Published on February 16th, 2018 | by Giles Parkinson0
Powershop Australia “Stunned” By Low Prices In Solar + Wind Purchase
February 16th, 2018 by Giles Parkinson
Originally published on RenewEconomy
The ambitious renewable energy-focused power retailer Powershop Australia has signed a huge deal for the output of a 200MW solar farm and two big wind farms, after being “stunned” by the low prices offered after it went to the market for proposals last year.
Powershop, owned by New Zealand’s biggest utility Meridian Energy, will also buy three hydropower plants in NSW as part of its plans to more than double its customer numbers and meet their needs with 100 percent renewable energy.
The deal will enable Victoria’s biggest solar project, the 200MW Kiamal Solar Farm near Ouyen, to be built by Total Eren, the first investment in Australia from a joint venture that combines the French oil giant and a renewable energy developer.
Powershop will also take the output from the 54MW Salt Creek wind farm, currently under construction near Woorndoo, around 250km west of Melbourne, and part of the output from CWP’s 135MW Crudine Ridge wind farm, to be built south of Mudgee in NSW.
Powershop CEO Ed McManus said his company was stunned by the results of a request for proposals (RFP) that it began some six months ago.
“We have gotten an overwhelming response from the market,” McManus told RenewEconomy. “I can’t disclose the price, but I am happy to tell you that prices we are getting these PPAs at is well below the wholesale price of energy.
“There are many non-believers out there … but we were surprised at the prices we saw for wind, and shocked at the prices we saw for solar.”

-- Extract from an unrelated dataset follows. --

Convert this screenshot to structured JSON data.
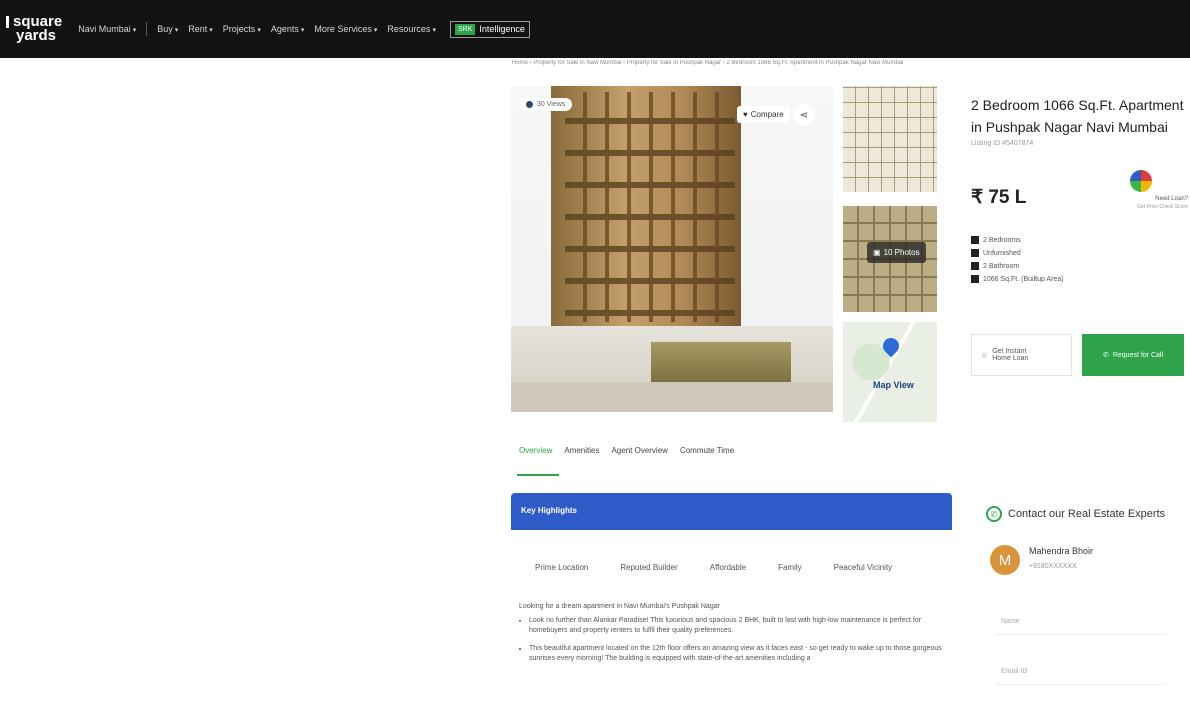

Asked if the prices for these new projects matched recent PPAs such as the sub $55/MWh obtained by Origin Energy for the 530MW Stockyard Hill wind farm in Victoria, and reports of below $70/MWh for solar projects, McManus said:
“We saw prices that were at or around what had been reported in the media as one-offs,” he said. “If you said two and a half years ago that this is where solar will be, we would not have believed it.”
Powershop had been seeking around 300GWh of wind and solar capacity when it started its tender process, but because of the low prices, it has signed up for nearly 800GWh. The PPAs last until 2030.
That will require Powershop to more than double its current retail base of just over 100,000 customers (up more than 10 percent over the year), but McManus says the prospect of cheaper prices from these contracts should help that.
“Over the next year we will get new renewable energy generation that is priced under the market,” he said. “We will prove to people that renewables is the cheapest form of generation, because we will be able to pass on corresponding lower prices to customers.”
Powershop also seized an opportunity to buy three hydropower stations – Hume, Burrinjuck, and Keepit – in NSW from another New Zealand company Trustpower.
Together they total more than 100MW of capacity, although McManus said that they will not be strictly “dispatchable” because their output is dictated by irrigation needs and environmental flows.
“Powershop’s steady growth is proof that Australians have a strong desire to support a green energy company,” McManus said in a statement.
“Our business model has always been based on having a balanced portfolio of generation and retail. Powershop’s growth has created the need for us to make this move in the market. As Powershop continues to grow, we will invest in more renewable energy generation.
“Additionally, the opportunity to acquire hydro assets in Australia is extremely rare and having a balanced portfolio of wind, solar and hydro allows us to more effectively manage risk in the market.”
He said Meridian and Powershop would continue to monitor new technology, such as pumped hydro, batteries and thermal solar, “so that we can ensure we have a diverse range of technologies and generation.”
Powershop had previously sourced its renewable energy generation from two wind farms – Mt Mercer in Victoria and Mt Millar in South Australia – but said it would add more sources as it grew its customer numbers. “We have delivered on that promise,” McManus said.
In a separate statement, CWP said the PPA with Powershop meant that the Crude Ridge project could begin construction in April 2018.
It will comprise 37 wind turbine generators, and got approval despite some local opposition.
CWP’s Ed Mounsey said the project is set to provide regional benefits by contributing over $160,000 per annum to Community Enhancement Funds established with Mid-western and Bathurst Regional Councils, as well as upgrades to over 20 km of local Council roads.”
A total of 19 host landowners will benefit from rental income throughout the life of the project and neighbour agreements will help distribute funds to others in the local community. 75 full-time equivalent jobs are expected to be created during construction.
ANZ has been selected as financial advisor on the deal with Norton Rose Fulbright performing the legal advisor role. Construction consortium details are expected to be announced in the coming weeks.